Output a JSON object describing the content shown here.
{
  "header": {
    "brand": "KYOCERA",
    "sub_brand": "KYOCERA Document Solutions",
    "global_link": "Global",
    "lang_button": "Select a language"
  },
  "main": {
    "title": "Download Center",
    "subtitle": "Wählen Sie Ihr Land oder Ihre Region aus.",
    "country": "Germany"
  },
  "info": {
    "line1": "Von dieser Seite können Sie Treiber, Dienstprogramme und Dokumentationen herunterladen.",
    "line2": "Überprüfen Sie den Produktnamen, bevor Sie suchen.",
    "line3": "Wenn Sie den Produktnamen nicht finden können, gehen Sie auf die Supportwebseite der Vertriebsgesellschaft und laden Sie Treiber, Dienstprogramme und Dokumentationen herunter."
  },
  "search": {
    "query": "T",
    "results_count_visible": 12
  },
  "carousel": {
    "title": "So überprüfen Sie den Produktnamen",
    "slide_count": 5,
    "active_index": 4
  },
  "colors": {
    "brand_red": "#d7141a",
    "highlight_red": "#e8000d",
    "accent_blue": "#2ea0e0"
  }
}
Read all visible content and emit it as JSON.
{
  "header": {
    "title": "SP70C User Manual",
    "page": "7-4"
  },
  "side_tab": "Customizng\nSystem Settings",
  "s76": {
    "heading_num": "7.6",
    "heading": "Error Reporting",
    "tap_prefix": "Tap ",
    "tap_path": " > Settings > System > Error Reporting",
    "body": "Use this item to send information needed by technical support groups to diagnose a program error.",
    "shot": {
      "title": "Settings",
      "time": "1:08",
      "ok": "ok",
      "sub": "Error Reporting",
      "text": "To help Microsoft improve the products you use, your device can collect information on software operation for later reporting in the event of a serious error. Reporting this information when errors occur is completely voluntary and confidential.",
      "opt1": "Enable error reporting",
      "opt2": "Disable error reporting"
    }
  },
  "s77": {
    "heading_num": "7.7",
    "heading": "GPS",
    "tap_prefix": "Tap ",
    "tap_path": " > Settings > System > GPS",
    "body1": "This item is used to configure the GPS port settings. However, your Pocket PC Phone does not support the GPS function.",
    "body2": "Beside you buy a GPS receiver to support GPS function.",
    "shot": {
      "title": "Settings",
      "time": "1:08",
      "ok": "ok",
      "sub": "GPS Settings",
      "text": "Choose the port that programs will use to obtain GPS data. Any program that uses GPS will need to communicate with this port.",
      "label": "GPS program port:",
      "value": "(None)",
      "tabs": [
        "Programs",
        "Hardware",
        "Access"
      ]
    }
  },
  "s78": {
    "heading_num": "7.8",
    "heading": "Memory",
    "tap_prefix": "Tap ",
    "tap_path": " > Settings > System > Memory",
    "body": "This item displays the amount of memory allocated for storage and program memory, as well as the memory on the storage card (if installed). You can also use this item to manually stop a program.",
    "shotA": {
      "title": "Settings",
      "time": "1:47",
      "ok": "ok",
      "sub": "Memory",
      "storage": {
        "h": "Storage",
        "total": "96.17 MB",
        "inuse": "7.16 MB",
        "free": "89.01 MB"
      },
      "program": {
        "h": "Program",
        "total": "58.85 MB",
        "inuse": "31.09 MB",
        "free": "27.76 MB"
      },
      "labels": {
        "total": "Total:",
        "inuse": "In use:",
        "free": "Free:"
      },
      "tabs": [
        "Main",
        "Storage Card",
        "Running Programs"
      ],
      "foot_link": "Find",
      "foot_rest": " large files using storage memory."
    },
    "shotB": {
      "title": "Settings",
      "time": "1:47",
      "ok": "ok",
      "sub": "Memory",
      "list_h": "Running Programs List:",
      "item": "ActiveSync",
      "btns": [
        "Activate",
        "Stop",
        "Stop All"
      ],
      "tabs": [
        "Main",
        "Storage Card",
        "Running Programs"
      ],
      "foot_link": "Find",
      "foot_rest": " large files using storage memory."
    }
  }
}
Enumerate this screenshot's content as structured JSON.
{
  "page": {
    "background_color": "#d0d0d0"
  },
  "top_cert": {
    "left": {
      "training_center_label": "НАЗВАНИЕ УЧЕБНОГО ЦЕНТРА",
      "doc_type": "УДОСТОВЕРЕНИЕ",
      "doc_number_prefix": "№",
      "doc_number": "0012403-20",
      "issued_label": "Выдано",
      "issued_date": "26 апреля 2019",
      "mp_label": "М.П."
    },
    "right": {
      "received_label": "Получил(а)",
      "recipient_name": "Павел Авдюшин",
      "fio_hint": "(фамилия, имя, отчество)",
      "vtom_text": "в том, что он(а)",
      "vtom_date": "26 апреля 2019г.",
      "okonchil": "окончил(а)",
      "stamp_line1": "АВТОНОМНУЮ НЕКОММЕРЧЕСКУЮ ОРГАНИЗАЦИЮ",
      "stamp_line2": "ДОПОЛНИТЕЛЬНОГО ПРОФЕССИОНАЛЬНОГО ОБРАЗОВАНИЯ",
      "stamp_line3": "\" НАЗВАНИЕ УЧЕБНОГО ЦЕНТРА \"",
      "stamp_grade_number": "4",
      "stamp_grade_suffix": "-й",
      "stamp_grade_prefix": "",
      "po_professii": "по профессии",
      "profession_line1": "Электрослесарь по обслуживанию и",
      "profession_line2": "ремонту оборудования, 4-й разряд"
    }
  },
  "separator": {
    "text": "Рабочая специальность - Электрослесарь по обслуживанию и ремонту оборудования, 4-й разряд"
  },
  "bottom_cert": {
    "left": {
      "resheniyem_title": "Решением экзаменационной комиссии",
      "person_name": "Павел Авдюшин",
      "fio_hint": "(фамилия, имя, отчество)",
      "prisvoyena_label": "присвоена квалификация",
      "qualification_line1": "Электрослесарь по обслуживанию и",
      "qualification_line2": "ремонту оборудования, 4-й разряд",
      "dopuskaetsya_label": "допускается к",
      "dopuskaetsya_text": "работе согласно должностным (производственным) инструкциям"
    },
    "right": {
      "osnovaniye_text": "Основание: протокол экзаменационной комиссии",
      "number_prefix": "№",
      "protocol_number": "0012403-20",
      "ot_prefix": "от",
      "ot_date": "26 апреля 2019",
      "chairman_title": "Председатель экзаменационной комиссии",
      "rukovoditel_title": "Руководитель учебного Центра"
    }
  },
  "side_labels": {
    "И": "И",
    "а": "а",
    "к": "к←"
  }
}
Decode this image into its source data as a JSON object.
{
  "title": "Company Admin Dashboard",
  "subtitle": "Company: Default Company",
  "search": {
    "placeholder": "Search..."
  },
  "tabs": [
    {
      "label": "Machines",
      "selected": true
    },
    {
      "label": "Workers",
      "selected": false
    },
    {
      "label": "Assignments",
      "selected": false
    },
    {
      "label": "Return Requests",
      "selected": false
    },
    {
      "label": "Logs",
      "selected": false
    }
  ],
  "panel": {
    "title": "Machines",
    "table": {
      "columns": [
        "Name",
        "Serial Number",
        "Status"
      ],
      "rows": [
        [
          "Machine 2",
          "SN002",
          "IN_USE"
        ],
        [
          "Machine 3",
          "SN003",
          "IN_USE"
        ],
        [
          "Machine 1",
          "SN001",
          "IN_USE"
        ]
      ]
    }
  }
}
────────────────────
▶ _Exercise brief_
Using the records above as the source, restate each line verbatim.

▶ _Response to this exercise_
Output a JSON object describing the content shown here.
{
  "header": {
    "brand": "KYOCERA",
    "sub_brand": "KYOCERA Document Solutions",
    "global_link": "Global",
    "lang_button": "Select a language"
  },
  "main": {
    "title": "Download Center",
    "subtitle": "Wählen Sie Ihr Land oder Ihre Region aus.",
    "country": "Germany"
  },
  "info": {
    "line1": "Von dieser Seite können Sie Treiber, Dienstprogramme und Dokumentationen herunterladen.",
    "line2": "Überprüfen Sie den Produktnamen, bevor Sie suchen.",
    "line3": "Wenn Sie den Produktnamen nicht finden können, gehen Sie auf die Supportwebseite der Vertriebsgesellschaft und laden Sie Treiber, Dienstprogramme und Dokumentationen herunter."
  },
  "search": {
    "query": "T",
    "results_count_visible": 12
  },
  "carousel": {
    "title": "So überprüfen Sie den Produktnamen",
    "slide_count": 5,
    "active_index": 4
  },
  "colors": {
    "brand_red": "#d7141a",
    "highlight_red": "#e8000d",
    "accent_blue": "#2ea0e0"
  }
}
Read all visible content and emit it as JSON.
{
  "header": {
    "title": "SP70C User Manual",
    "page": "7-4"
  },
  "side_tab": "Customizng\nSystem Settings",
  "s76": {
    "heading_num": "7.6",
    "heading": "Error Reporting",
    "tap_prefix": "Tap ",
    "tap_path": " > Settings > System > Error Reporting",
    "body": "Use this item to send information needed by technical support groups to diagnose a program error.",
    "shot": {
      "title": "Settings",
      "time": "1:08",
      "ok": "ok",
      "sub": "Error Reporting",
      "text": "To help Microsoft improve the products you use, your device can collect information on software operation for later reporting in the event of a serious error. Reporting this information when errors occur is completely voluntary and confidential.",
      "opt1": "Enable error reporting",
      "opt2": "Disable error reporting"
    }
  },
  "s77": {
    "heading_num": "7.7",
    "heading": "GPS",
    "tap_prefix": "Tap ",
    "tap_path": " > Settings > System > GPS",
    "body1": "This item is used to configure the GPS port settings. However, your Pocket PC Phone does not support the GPS function.",
    "body2": "Beside you buy a GPS receiver to support GPS function.",
    "shot": {
      "title": "Settings",
      "time": "1:08",
      "ok": "ok",
      "sub": "GPS Settings",
      "text": "Choose the port that programs will use to obtain GPS data. Any program that uses GPS will need to communicate with this port.",
      "label": "GPS program port:",
      "value": "(None)",
      "tabs": [
        "Programs",
        "Hardware",
        "Access"
      ]
    }
  },
  "s78": {
    "heading_num": "7.8",
    "heading": "Memory",
    "tap_prefix": "Tap ",
    "tap_path": " > Settings > System > Memory",
    "body": "This item displays the amount of memory allocated for storage and program memory, as well as the memory on the storage card (if installed). You can also use this item to manually stop a program.",
    "shotA": {
      "title": "Settings",
      "time": "1:47",
      "ok": "ok",
      "sub": "Memory",
      "storage": {
        "h": "Storage",
        "total": "96.17 MB",
        "inuse": "7.16 MB",
        "free": "89.01 MB"
      },
      "program": {
        "h": "Program",
        "total": "58.85 MB",
        "inuse": "31.09 MB",
        "free": "27.76 MB"
      },
      "labels": {
        "total": "Total:",
        "inuse": "In use:",
        "free": "Free:"
      },
      "tabs": [
        "Main",
        "Storage Card",
        "Running Programs"
      ],
      "foot_link": "Find",
      "foot_rest": " large files using storage memory."
    },
    "shotB": {
      "title": "Settings",
      "time": "1:47",
      "ok": "ok",
      "sub": "Memory",
      "list_h": "Running Programs List:",
      "item": "ActiveSync",
      "btns": [
        "Activate",
        "Stop",
        "Stop All"
      ],
      "tabs": [
        "Main",
        "Storage Card",
        "Running Programs"
      ],
      "foot_link": "Find",
      "foot_rest": " large files using storage memory."
    }
  }
}
Enumerate this screenshot's content as structured JSON.
{
  "page": {
    "background_color": "#d0d0d0"
  },
  "top_cert": {
    "left": {
      "training_center_label": "НАЗВАНИЕ УЧЕБНОГО ЦЕНТРА",
      "doc_type": "УДОСТОВЕРЕНИЕ",
      "doc_number_prefix": "№",
      "doc_number": "0012403-20",
      "issued_label": "Выдано",
      "issued_date": "26 апреля 2019",
      "mp_label": "М.П."
    },
    "right": {
      "received_label": "Получил(а)",
      "recipient_name": "Павел Авдюшин",
      "fio_hint": "(фамилия, имя, отчество)",
      "vtom_text": "в том, что он(а)",
      "vtom_date": "26 апреля 2019г.",
      "okonchil": "окончил(а)",
      "stamp_line1": "АВТОНОМНУЮ НЕКОММЕРЧЕСКУЮ ОРГАНИЗАЦИЮ",
      "stamp_line2": "ДОПОЛНИТЕЛЬНОГО ПРОФЕССИОНАЛЬНОГО ОБРАЗОВАНИЯ",
      "stamp_line3": "\" НАЗВАНИЕ УЧЕБНОГО ЦЕНТРА \"",
      "stamp_grade_number": "4",
      "stamp_grade_suffix": "-й",
      "stamp_grade_prefix": "",
      "po_professii": "по профессии",
      "profession_line1": "Электрослесарь по обслуживанию и",
      "profession_line2": "ремонту оборудования, 4-й разряд"
    }
  },
  "separator": {
    "text": "Рабочая специальность - Электрослесарь по обслуживанию и ремонту оборудования, 4-й разряд"
  },
  "bottom_cert": {
    "left": {
      "resheniyem_title": "Решением экзаменационной комиссии",
      "person_name": "Павел Авдюшин",
      "fio_hint": "(фамилия, имя, отчество)",
      "prisvoyena_label": "присвоена квалификация",
      "qualification_line1": "Электрослесарь по обслуживанию и",
      "qualification_line2": "ремонту оборудования, 4-й разряд",
      "dopuskaetsya_label": "допускается к",
      "dopuskaetsya_text": "работе согласно должностным (производственным) инструкциям"
    },
    "right": {
      "osnovaniye_text": "Основание: протокол экзаменационной комиссии",
      "number_prefix": "№",
      "protocol_number": "0012403-20",
      "ot_prefix": "от",
      "ot_date": "26 апреля 2019",
      "chairman_title": "Председатель экзаменационной комиссии",
      "rukovoditel_title": "Руководитель учебного Центра"
    }
  },
  "side_labels": {
    "И": "И",
    "а": "а",
    "к": "к←"
  }
}
Decode this image into its source data as a JSON object.
{
  "title": "Company Admin Dashboard",
  "subtitle": "Company: Default Company",
  "search": {
    "placeholder": "Search..."
  },
  "tabs": [
    {
      "label": "Machines",
      "selected": true
    },
    {
      "label": "Workers",
      "selected": false
    },
    {
      "label": "Assignments",
      "selected": false
    },
    {
      "label": "Return Requests",
      "selected": false
    },
    {
      "label": "Logs",
      "selected": false
    }
  ],
  "panel": {
    "title": "Machines",
    "table": {
      "columns": [
        "Name",
        "Serial Number",
        "Status"
      ],
      "rows": [
        [
          "Machine 2",
          "SN002",
          "IN_USE"
        ],
        [
          "Machine 3",
          "SN003",
          "IN_USE"
        ],
        [
          "Machine 1",
          "SN001",
          "IN_USE"
        ]
      ]
    }
  }
}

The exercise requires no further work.